The entries below are to be repeated verbatim, in full.
----
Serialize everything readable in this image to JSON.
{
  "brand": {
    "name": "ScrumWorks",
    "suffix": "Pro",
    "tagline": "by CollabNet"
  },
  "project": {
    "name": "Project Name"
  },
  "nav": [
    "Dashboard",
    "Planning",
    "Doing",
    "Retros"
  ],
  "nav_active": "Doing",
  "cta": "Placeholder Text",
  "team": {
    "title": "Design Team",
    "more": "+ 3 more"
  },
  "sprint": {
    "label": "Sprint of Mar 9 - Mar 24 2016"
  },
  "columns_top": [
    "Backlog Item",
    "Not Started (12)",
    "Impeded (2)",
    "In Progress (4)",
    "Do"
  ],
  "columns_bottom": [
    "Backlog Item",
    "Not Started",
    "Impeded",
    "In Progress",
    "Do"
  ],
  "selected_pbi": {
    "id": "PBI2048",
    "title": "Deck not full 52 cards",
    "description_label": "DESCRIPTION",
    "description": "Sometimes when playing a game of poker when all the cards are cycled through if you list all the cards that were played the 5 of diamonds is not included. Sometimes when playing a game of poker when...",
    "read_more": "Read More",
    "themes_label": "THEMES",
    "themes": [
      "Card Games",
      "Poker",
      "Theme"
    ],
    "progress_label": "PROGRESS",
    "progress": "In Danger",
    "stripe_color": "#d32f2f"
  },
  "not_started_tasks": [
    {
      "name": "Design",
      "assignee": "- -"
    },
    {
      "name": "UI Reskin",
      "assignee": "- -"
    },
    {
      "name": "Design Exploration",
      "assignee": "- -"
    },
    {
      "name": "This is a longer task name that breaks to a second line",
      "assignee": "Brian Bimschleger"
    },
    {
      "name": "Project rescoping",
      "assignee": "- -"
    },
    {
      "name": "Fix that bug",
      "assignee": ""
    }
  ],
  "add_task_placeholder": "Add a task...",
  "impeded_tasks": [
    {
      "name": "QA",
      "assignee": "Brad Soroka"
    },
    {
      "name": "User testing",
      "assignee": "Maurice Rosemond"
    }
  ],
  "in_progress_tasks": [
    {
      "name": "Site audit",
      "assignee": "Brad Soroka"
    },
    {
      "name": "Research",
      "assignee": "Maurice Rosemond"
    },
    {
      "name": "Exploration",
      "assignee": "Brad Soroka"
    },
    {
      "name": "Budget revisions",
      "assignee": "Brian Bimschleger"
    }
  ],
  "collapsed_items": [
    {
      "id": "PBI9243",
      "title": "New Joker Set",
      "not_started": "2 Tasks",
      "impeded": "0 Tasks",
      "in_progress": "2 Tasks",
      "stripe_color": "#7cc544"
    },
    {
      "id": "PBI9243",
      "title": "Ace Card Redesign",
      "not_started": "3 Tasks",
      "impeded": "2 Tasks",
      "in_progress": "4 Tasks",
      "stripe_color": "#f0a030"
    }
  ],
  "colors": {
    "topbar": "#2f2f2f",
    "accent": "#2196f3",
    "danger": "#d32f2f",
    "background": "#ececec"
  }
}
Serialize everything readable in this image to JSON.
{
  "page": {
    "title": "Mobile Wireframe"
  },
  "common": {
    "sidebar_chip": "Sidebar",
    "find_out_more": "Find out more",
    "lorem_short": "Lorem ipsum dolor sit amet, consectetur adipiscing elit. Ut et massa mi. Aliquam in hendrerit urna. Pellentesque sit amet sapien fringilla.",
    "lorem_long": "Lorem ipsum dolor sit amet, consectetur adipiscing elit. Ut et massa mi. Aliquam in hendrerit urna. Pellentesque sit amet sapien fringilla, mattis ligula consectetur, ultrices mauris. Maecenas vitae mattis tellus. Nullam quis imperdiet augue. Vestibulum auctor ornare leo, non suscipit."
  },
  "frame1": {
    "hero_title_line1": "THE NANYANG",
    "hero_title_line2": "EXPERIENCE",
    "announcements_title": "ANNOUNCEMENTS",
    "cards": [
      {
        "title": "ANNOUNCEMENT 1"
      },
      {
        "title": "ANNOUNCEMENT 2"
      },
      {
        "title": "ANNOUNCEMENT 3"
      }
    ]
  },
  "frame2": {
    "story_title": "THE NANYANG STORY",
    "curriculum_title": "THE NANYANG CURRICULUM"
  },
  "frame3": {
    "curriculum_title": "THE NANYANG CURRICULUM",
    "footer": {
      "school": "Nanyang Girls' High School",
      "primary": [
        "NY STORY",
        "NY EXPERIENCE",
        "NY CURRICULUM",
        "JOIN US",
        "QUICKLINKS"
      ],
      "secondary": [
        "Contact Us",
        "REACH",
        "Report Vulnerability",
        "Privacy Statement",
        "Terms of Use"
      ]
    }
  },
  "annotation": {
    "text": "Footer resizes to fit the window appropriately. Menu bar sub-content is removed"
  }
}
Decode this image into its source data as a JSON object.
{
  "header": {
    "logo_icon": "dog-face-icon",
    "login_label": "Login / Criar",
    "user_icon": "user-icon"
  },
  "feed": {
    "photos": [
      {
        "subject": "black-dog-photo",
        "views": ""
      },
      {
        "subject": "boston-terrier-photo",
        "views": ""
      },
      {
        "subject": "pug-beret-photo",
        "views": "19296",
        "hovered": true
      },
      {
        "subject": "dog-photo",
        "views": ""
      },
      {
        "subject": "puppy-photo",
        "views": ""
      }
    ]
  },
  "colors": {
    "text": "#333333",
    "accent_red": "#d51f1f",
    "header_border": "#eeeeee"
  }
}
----
» **Result below**
Serialize everything readable in this image to JSON.
{
  "brand": {
    "name": "ScrumWorks",
    "suffix": "Pro",
    "tagline": "by CollabNet"
  },
  "project": {
    "name": "Project Name"
  },
  "nav": [
    "Dashboard",
    "Planning",
    "Doing",
    "Retros"
  ],
  "nav_active": "Doing",
  "cta": "Placeholder Text",
  "team": {
    "title": "Design Team",
    "more": "+ 3 more"
  },
  "sprint": {
    "label": "Sprint of Mar 9 - Mar 24 2016"
  },
  "columns_top": [
    "Backlog Item",
    "Not Started (12)",
    "Impeded (2)",
    "In Progress (4)",
    "Do"
  ],
  "columns_bottom": [
    "Backlog Item",
    "Not Started",
    "Impeded",
    "In Progress",
    "Do"
  ],
  "selected_pbi": {
    "id": "PBI2048",
    "title": "Deck not full 52 cards",
    "description_label": "DESCRIPTION",
    "description": "Sometimes when playing a game of poker when all the cards are cycled through if you list all the cards that were played the 5 of diamonds is not included. Sometimes when playing a game of poker when...",
    "read_more": "Read More",
    "themes_label": "THEMES",
    "themes": [
      "Card Games",
      "Poker",
      "Theme"
    ],
    "progress_label": "PROGRESS",
    "progress": "In Danger",
    "stripe_color": "#d32f2f"
  },
  "not_started_tasks": [
    {
      "name": "Design",
      "assignee": "- -"
    },
    {
      "name": "UI Reskin",
      "assignee": "- -"
    },
    {
      "name": "Design Exploration",
      "assignee": "- -"
    },
    {
      "name": "This is a longer task name that breaks to a second line",
      "assignee": "Brian Bimschleger"
    },
    {
      "name": "Project rescoping",
      "assignee": "- -"
    },
    {
      "name": "Fix that bug",
      "assignee": ""
    }
  ],
  "add_task_placeholder": "Add a task...",
  "impeded_tasks": [
    {
      "name": "QA",
      "assignee": "Brad Soroka"
    },
    {
      "name": "User testing",
      "assignee": "Maurice Rosemond"
    }
  ],
  "in_progress_tasks": [
    {
      "name": "Site audit",
      "assignee": "Brad Soroka"
    },
    {
      "name": "Research",
      "assignee": "Maurice Rosemond"
    },
    {
      "name": "Exploration",
      "assignee": "Brad Soroka"
    },
    {
      "name": "Budget revisions",
      "assignee": "Brian Bimschleger"
    }
  ],
  "collapsed_items": [
    {
      "id": "PBI9243",
      "title": "New Joker Set",
      "not_started": "2 Tasks",
      "impeded": "0 Tasks",
      "in_progress": "2 Tasks",
      "stripe_color": "#7cc544"
    },
    {
      "id": "PBI9243",
      "title": "Ace Card Redesign",
      "not_started": "3 Tasks",
      "impeded": "2 Tasks",
      "in_progress": "4 Tasks",
      "stripe_color": "#f0a030"
    }
  ],
  "colors": {
    "topbar": "#2f2f2f",
    "accent": "#2196f3",
    "danger": "#d32f2f",
    "background": "#ececec"
  }
}
Serialize everything readable in this image to JSON.
{
  "page": {
    "title": "Mobile Wireframe"
  },
  "common": {
    "sidebar_chip": "Sidebar",
    "find_out_more": "Find out more",
    "lorem_short": "Lorem ipsum dolor sit amet, consectetur adipiscing elit. Ut et massa mi. Aliquam in hendrerit urna. Pellentesque sit amet sapien fringilla.",
    "lorem_long": "Lorem ipsum dolor sit amet, consectetur adipiscing elit. Ut et massa mi. Aliquam in hendrerit urna. Pellentesque sit amet sapien fringilla, mattis ligula consectetur, ultrices mauris. Maecenas vitae mattis tellus. Nullam quis imperdiet augue. Vestibulum auctor ornare leo, non suscipit."
  },
  "frame1": {
    "hero_title_line1": "THE NANYANG",
    "hero_title_line2": "EXPERIENCE",
    "announcements_title": "ANNOUNCEMENTS",
    "cards": [
      {
        "title": "ANNOUNCEMENT 1"
      },
      {
        "title": "ANNOUNCEMENT 2"
      },
      {
        "title": "ANNOUNCEMENT 3"
      }
    ]
  },
  "frame2": {
    "story_title": "THE NANYANG STORY",
    "curriculum_title": "THE NANYANG CURRICULUM"
  },
  "frame3": {
    "curriculum_title": "THE NANYANG CURRICULUM",
    "footer": {
      "school": "Nanyang Girls' High School",
      "primary": [
        "NY STORY",
        "NY EXPERIENCE",
        "NY CURRICULUM",
        "JOIN US",
        "QUICKLINKS"
      ],
      "secondary": [
        "Contact Us",
        "REACH",
        "Report Vulnerability",
        "Privacy Statement",
        "Terms of Use"
      ]
    }
  },
  "annotation": {
    "text": "Footer resizes to fit the window appropriately. Menu bar sub-content is removed"
  }
}
Decode this image into its source data as a JSON object.
{
  "header": {
    "logo_icon": "dog-face-icon",
    "login_label": "Login / Criar",
    "user_icon": "user-icon"
  },
  "feed": {
    "photos": [
      {
        "subject": "black-dog-photo",
        "views": ""
      },
      {
        "subject": "boston-terrier-photo",
        "views": ""
      },
      {
        "subject": "pug-beret-photo",
        "views": "19296",
        "hovered": true
      },
      {
        "subject": "dog-photo",
        "views": ""
      },
      {
        "subject": "puppy-photo",
        "views": ""
      }
    ]
  },
  "colors": {
    "text": "#333333",
    "accent_red": "#d51f1f",
    "header_border": "#eeeeee"
  }
}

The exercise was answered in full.